If you think that sounds crazy, that's how kids were grinding at my tennis academy too, from 12+ onward. Everyone on this forum is so obsessed with being technically perfect, no one gets that you just have to hit a ****ton of balls with intent and purpose.
I do this once in a while (or basically whenever I want). There's this man at our courts who doesn't play matches. He just likes to "rally" but with me he completely gets it that I like to drill cooperative hitting, as many shots as possible, and I had counted that we had gone over 200. You're right. It takes a unique kind of focus. For me, while I'm hitting this long cooperative rally, I am not just trying to put the ball back I am also trying to apply as many basic mechanics as possible.
 
#33
I agree with the quicker first move suggestions above.

I noticed as the ball bounces you have your racket back on the forehand side but your prep is much later on the backhand side. Related to this I think you would get power more easily if you had a bigger take back on your backhand side.

 
#35
That‘s just a bad habit I‘ve been trying to get rid off, luckily it‘s only when I feed in the first ball :)
it’s a footwork pattern everyone uses when late... (ie contact is too far behind your ideal contact out in front)... but given that you’re also doing it when self feeding and on easy balls,... tells me that you don’t know where your ideal contact is/should be...

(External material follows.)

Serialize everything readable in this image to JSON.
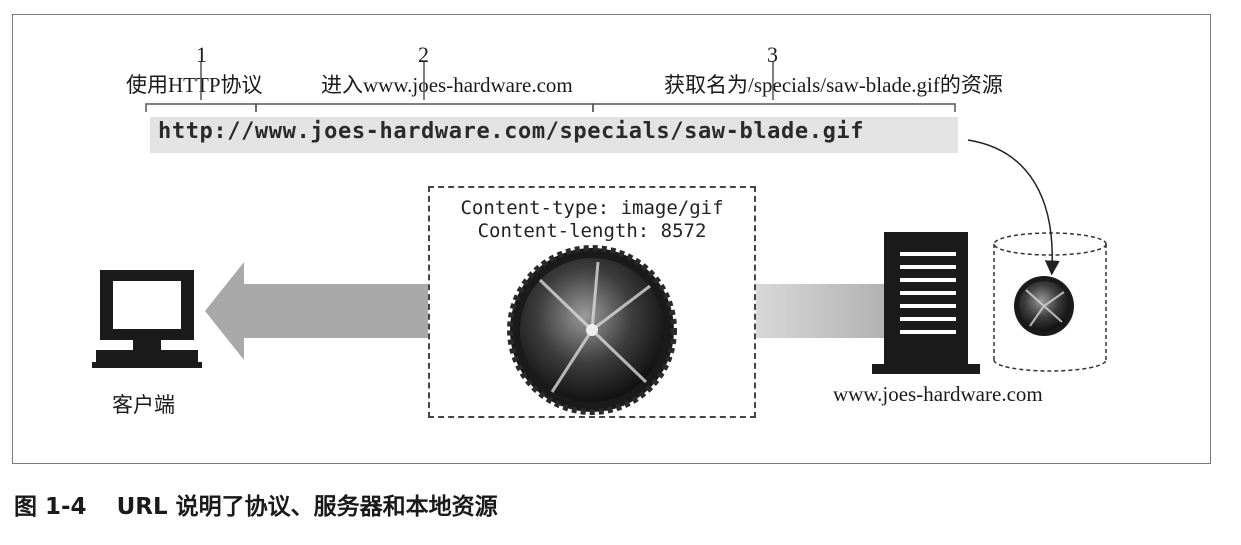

imo a drill you should try is self feeding at various distances away from you,... figure out how to hit it while moving your body weight into and through the contact consistently... get an idea of where that ideal contact is relative to your body,... then fight (footwork!) to maintain that relative distance on all balls




Sent from my iPhone using Tapatalk
 
#37
Thanks for all the great feedback. I will definitely try to improve footwork.

I find myself often in a mindset where I hustle just enough to get to the ball instead of getting there early, if that makes sense. I don't know why, but I seem to struggle to overcome being lazy on the court...
 
Top